**Given records:**
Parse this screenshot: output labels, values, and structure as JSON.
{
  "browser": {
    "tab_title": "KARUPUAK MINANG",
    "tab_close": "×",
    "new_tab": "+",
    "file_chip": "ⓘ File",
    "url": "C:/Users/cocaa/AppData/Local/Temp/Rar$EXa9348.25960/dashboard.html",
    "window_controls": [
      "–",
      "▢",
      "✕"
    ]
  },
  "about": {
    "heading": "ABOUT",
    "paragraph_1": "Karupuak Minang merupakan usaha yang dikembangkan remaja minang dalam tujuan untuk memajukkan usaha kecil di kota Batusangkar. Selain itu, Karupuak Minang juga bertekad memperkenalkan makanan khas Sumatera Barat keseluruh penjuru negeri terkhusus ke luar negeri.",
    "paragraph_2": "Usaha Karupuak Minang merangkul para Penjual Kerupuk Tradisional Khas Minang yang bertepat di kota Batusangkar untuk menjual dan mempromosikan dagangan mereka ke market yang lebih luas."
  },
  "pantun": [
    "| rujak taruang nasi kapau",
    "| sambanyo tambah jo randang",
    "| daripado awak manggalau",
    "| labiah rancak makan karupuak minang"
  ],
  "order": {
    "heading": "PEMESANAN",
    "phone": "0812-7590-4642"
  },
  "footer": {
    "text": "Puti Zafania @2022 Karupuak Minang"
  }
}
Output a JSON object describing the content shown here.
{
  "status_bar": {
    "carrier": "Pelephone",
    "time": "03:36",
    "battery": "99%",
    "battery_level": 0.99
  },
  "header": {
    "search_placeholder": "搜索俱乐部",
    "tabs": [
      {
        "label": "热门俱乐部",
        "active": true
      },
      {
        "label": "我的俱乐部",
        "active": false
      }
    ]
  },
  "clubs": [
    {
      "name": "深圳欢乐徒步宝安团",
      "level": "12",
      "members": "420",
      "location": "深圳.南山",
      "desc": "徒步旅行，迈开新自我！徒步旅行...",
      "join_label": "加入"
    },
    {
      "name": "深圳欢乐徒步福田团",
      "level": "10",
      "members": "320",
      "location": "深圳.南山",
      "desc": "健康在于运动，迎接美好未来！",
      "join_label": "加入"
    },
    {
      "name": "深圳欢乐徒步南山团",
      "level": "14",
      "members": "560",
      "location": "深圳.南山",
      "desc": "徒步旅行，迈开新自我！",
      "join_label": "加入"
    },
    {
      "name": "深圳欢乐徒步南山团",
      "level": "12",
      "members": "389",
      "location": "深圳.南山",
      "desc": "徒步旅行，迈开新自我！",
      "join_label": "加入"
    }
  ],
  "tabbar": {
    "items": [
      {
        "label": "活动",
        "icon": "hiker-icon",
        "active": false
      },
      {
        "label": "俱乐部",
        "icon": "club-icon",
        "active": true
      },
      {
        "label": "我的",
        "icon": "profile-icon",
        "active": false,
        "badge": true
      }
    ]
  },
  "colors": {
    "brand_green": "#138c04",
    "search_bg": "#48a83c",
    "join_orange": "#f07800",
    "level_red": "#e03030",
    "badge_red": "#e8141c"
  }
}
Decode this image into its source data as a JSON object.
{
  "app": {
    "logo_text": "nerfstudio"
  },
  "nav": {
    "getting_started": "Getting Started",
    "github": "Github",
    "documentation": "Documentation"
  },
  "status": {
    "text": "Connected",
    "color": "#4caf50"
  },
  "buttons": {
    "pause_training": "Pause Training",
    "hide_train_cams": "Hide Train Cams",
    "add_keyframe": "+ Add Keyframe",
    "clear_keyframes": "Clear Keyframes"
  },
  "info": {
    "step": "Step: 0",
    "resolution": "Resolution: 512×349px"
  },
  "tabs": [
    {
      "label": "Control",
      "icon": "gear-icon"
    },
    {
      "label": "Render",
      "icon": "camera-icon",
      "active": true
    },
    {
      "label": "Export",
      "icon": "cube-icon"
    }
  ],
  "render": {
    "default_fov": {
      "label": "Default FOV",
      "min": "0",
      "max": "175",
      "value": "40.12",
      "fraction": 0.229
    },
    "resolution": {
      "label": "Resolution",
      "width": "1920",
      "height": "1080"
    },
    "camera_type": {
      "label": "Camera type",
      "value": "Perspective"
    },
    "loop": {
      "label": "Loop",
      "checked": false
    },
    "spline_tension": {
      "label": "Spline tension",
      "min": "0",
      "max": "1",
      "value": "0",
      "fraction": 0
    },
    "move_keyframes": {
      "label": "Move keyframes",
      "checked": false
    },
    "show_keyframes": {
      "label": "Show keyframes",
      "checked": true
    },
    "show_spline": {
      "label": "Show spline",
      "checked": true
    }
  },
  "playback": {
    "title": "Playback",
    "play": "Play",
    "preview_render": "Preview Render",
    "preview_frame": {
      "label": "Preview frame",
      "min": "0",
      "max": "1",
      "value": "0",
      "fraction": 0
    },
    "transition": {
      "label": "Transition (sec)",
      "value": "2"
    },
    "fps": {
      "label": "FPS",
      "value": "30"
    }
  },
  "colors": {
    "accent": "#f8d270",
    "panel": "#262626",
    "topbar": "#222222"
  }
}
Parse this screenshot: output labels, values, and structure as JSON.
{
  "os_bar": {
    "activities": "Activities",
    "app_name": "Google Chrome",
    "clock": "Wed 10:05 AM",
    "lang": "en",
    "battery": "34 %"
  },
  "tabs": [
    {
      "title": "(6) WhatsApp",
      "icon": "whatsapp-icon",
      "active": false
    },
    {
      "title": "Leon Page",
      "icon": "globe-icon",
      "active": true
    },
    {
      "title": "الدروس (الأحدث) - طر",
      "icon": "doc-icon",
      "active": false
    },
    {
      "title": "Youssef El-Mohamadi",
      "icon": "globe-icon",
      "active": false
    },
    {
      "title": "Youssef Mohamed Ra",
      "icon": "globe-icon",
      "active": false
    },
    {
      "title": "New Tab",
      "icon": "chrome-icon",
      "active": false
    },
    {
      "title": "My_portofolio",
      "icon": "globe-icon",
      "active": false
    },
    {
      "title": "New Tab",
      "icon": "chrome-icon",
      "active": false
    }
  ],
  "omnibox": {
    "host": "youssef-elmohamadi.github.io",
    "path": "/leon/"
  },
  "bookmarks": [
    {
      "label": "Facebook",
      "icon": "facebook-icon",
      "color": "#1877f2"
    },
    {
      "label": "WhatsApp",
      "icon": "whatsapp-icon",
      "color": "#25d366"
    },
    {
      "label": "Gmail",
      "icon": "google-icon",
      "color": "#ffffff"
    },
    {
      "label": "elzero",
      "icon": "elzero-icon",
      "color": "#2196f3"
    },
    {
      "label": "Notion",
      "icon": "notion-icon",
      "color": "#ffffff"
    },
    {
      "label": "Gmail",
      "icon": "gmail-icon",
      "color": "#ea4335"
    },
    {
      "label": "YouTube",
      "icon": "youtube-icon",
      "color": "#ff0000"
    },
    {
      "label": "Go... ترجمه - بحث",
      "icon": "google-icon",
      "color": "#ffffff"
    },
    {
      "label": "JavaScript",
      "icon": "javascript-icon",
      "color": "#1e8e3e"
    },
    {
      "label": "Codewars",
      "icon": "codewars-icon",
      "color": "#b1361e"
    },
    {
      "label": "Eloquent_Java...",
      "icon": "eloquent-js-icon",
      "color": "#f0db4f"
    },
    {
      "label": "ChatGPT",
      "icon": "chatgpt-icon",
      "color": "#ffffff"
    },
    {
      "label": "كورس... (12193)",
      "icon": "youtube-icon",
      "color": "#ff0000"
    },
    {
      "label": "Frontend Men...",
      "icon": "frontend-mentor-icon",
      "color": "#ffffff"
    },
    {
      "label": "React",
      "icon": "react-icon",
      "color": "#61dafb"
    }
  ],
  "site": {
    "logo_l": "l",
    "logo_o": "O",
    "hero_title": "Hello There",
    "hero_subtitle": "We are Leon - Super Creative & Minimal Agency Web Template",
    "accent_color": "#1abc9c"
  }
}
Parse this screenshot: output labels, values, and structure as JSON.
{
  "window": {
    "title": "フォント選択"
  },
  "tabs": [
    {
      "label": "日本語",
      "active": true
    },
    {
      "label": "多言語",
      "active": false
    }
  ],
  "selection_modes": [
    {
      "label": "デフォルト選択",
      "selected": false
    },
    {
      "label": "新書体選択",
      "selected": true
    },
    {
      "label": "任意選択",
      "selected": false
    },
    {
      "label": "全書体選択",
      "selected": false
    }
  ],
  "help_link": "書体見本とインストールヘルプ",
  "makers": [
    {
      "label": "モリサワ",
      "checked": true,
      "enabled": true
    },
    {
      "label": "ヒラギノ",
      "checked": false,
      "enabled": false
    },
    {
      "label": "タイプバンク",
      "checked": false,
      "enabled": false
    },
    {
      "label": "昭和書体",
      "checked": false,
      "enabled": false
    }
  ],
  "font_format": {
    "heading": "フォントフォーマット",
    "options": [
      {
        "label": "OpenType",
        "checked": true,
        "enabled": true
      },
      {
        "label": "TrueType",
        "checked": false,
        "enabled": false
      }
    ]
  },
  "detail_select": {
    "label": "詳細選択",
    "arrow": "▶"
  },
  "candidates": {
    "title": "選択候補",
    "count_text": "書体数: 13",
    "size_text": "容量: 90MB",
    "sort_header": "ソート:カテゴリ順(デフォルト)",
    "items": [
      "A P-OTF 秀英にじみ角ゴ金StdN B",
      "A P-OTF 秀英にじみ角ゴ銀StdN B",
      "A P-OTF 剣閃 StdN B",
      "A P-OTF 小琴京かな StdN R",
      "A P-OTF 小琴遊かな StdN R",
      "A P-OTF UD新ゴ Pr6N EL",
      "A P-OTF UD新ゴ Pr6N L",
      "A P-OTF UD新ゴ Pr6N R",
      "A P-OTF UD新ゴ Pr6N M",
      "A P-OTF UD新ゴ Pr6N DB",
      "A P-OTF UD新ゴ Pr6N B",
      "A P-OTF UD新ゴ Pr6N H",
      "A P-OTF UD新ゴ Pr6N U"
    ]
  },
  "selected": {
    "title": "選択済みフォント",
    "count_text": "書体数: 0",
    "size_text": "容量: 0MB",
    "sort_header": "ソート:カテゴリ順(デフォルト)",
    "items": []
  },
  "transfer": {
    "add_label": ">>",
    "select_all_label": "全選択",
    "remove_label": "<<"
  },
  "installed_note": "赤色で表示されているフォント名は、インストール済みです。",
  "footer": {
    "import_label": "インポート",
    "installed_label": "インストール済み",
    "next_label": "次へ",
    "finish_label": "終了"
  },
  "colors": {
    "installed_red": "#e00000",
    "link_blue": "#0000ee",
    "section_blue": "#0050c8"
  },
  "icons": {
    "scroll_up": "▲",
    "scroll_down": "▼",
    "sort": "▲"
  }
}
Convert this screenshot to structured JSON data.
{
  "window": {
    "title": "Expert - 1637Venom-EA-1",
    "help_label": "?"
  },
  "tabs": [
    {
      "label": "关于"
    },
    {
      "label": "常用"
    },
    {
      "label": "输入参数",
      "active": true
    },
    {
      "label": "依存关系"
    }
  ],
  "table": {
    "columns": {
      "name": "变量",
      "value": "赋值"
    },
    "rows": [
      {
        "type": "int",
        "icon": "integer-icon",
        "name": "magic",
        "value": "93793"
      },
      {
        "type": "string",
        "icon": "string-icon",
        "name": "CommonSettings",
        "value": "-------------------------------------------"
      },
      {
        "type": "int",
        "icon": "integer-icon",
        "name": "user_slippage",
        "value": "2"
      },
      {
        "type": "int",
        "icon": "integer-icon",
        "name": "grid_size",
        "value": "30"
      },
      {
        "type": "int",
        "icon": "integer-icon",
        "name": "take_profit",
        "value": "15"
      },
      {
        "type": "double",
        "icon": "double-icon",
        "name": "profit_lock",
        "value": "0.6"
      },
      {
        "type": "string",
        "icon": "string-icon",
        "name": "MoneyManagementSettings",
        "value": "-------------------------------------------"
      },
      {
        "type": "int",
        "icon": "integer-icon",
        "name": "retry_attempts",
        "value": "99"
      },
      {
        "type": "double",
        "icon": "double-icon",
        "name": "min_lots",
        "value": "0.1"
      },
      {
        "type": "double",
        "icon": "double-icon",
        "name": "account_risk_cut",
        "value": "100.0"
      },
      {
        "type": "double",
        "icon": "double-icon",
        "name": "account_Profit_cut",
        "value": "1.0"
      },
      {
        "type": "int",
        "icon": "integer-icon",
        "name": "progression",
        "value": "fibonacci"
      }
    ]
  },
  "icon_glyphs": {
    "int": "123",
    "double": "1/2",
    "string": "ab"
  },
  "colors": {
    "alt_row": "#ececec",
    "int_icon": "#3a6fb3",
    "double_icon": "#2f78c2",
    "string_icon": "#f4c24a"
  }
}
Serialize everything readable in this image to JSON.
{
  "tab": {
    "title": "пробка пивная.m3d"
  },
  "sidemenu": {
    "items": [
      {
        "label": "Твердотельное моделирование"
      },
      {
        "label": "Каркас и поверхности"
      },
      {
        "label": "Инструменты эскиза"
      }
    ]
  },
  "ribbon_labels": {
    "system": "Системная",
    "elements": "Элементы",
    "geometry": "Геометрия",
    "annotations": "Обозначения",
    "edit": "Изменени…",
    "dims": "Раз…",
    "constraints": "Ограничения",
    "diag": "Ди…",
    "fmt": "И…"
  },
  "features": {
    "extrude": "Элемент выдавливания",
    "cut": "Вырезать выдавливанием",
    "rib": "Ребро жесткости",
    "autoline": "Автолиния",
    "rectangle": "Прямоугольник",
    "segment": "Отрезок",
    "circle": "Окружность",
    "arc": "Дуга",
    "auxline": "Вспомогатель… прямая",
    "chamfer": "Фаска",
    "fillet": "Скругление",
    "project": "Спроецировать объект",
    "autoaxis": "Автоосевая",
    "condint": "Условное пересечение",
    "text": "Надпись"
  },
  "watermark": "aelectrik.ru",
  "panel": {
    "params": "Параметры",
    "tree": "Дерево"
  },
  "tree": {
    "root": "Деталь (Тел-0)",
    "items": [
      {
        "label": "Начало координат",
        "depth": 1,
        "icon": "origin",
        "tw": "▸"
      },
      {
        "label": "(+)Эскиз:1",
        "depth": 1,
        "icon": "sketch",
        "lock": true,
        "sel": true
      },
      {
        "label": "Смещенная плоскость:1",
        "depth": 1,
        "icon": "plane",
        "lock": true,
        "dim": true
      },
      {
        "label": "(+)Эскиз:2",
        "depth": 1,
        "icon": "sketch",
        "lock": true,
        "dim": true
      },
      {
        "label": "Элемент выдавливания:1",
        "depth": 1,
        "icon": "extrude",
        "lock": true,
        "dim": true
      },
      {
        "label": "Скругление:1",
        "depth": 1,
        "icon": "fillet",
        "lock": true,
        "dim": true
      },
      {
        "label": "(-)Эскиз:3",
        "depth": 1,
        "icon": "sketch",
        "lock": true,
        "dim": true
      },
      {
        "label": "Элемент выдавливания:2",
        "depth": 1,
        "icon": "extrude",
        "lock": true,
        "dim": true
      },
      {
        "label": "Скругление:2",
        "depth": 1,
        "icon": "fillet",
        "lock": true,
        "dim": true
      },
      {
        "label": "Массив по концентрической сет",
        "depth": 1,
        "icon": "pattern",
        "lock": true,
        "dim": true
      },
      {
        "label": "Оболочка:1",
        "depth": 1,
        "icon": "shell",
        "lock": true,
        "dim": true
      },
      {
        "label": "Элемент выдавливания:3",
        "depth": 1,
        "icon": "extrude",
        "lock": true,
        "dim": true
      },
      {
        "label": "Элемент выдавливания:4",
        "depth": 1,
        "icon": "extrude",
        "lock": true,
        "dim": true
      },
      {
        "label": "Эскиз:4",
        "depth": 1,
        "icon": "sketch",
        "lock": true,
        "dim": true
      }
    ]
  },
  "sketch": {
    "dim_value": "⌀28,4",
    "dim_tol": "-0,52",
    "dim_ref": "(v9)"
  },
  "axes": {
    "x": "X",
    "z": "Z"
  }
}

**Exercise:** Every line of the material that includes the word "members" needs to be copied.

**Exercise answer:**
      "members": "420",
      "members": "320",
      "members": "560",
      "members": "389",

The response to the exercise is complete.